Reproduce each record exactly, leaving nothing out.

> [Source data]
※ ※ ※

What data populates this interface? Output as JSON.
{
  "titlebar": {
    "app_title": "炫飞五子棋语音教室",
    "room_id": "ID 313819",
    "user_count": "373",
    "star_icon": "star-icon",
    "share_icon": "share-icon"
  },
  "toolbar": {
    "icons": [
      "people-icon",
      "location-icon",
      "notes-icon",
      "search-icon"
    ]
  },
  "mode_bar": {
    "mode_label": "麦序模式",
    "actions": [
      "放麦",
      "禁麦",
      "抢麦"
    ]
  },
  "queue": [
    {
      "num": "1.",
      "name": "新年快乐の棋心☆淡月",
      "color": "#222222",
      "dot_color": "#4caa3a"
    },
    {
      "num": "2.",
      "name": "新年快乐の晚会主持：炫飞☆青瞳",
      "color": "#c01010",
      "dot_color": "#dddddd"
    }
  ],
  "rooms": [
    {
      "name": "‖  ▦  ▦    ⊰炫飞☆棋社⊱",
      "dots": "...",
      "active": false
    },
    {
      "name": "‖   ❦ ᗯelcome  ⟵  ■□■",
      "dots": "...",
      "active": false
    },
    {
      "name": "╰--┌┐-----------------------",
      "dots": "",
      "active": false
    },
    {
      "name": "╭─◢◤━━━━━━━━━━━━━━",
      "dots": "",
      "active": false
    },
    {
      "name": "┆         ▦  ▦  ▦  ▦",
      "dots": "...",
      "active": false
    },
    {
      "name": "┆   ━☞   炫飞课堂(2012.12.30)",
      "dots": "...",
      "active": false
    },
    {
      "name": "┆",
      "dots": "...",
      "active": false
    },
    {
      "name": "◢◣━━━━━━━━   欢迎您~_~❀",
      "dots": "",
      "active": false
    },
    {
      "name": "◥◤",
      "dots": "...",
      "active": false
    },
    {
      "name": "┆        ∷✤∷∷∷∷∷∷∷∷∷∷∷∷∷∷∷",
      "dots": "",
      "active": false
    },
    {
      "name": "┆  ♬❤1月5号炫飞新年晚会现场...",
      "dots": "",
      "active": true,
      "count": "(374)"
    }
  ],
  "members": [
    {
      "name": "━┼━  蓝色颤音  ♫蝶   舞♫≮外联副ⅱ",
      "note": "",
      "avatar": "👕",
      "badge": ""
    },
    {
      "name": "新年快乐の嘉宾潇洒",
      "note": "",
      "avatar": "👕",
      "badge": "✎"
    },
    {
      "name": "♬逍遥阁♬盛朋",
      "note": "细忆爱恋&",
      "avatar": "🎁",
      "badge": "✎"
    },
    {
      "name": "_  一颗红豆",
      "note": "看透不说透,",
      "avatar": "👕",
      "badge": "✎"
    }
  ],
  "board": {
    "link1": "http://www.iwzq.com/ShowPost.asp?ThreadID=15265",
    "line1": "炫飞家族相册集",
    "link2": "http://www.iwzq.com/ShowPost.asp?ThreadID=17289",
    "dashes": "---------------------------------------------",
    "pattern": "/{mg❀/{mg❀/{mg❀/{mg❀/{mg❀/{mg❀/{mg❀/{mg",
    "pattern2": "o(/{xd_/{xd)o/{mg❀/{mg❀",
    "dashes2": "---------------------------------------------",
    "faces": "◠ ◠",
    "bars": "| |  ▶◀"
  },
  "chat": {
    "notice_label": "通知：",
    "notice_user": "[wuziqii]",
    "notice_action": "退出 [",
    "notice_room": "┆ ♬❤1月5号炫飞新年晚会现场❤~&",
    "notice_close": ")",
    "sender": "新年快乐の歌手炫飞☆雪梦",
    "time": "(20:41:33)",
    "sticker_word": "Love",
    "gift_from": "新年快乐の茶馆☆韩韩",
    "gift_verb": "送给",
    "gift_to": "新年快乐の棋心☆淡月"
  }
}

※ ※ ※

> [Response for this exercise]
What data populates this interface? Output as JSON.
{
  "titlebar": {
    "app_title": "炫飞五子棋语音教室",
    "room_id": "ID 313819",
    "user_count": "373",
    "star_icon": "star-icon",
    "share_icon": "share-icon"
  },
  "toolbar": {
    "icons": [
      "people-icon",
      "location-icon",
      "notes-icon",
      "search-icon"
    ]
  },
  "mode_bar": {
    "mode_label": "麦序模式",
    "actions": [
      "放麦",
      "禁麦",
      "抢麦"
    ]
  },
  "queue": [
    {
      "num": "1.",
      "name": "新年快乐の棋心☆淡月",
      "color": "#222222",
      "dot_color": "#4caa3a"
    },
    {
      "num": "2.",
      "name": "新年快乐の晚会主持：炫飞☆青瞳",
      "color": "#c01010",
      "dot_color": "#dddddd"
    }
  ],
  "rooms": [
    {
      "name": "‖  ▦  ▦    ⊰炫飞☆棋社⊱",
      "dots": "...",
      "active": false
    },
    {
      "name": "‖   ❦ ᗯelcome  ⟵  ■□■",
      "dots": "...",
      "active": false
    },
    {
      "name": "╰--┌┐-----------------------",
      "dots": "",
      "active": false
    },
    {
      "name": "╭─◢◤━━━━━━━━━━━━━━",
      "dots": "",
      "active": false
    },
    {
      "name": "┆         ▦  ▦  ▦  ▦",
      "dots": "...",
      "active": false
    },
    {
      "name": "┆   ━☞   炫飞课堂(2012.12.30)",
      "dots": "...",
      "active": false
    },
    {
      "name": "┆",
      "dots": "...",
      "active": false
    },
    {
      "name": "◢◣━━━━━━━━   欢迎您~_~❀",
      "dots": "",
      "active": false
    },
    {
      "name": "◥◤",
      "dots": "...",
      "active": false
    },
    {
      "name": "┆        ∷✤∷∷∷∷∷∷∷∷∷∷∷∷∷∷∷",
      "dots": "",
      "active": false
    },
    {
      "name": "┆  ♬❤1月5号炫飞新年晚会现场...",
      "dots": "",
      "active": true,
      "count": "(374)"
    }
  ],
  "members": [
    {
      "name": "━┼━  蓝色颤音  ♫蝶   舞♫≮外联副ⅱ",
      "note": "",
      "avatar": "👕",
      "badge": ""
    },
    {
      "name": "新年快乐の嘉宾潇洒",
      "note": "",
      "avatar": "👕",
      "badge": "✎"
    },
    {
      "name": "♬逍遥阁♬盛朋",
      "note": "细忆爱恋&",
      "avatar": "🎁",
      "badge": "✎"
    },
    {
      "name": "_  一颗红豆",
      "note": "看透不说透,",
      "avatar": "👕",
      "badge": "✎"
    }
  ],
  "board": {
    "link1": "http://www.iwzq.com/ShowPost.asp?ThreadID=15265",
    "line1": "炫飞家族相册集",
    "link2": "http://www.iwzq.com/ShowPost.asp?ThreadID=17289",
    "dashes": "---------------------------------------------",
    "pattern": "/{mg❀/{mg❀/{mg❀/{mg❀/{mg❀/{mg❀/{mg❀/{mg",
    "pattern2": "o(/{xd_/{xd)o/{mg❀/{mg❀",
    "dashes2": "---------------------------------------------",
    "faces": "◠ ◠",
    "bars": "| |  ▶◀"
  },
  "chat": {
    "notice_label": "通知：",
    "notice_user": "[wuziqii]",
    "notice_action": "退出 [",
    "notice_room": "┆ ♬❤1月5号炫飞新年晚会现场❤~&",
    "notice_close": ")",
    "sender": "新年快乐の歌手炫飞☆雪梦",
    "time": "(20:41:33)",
    "sticker_word": "Love",
    "gift_from": "新年快乐の茶馆☆韩韩",
    "gift_verb": "送给",
    "gift_to": "新年快乐の棋心☆淡月"
  }
}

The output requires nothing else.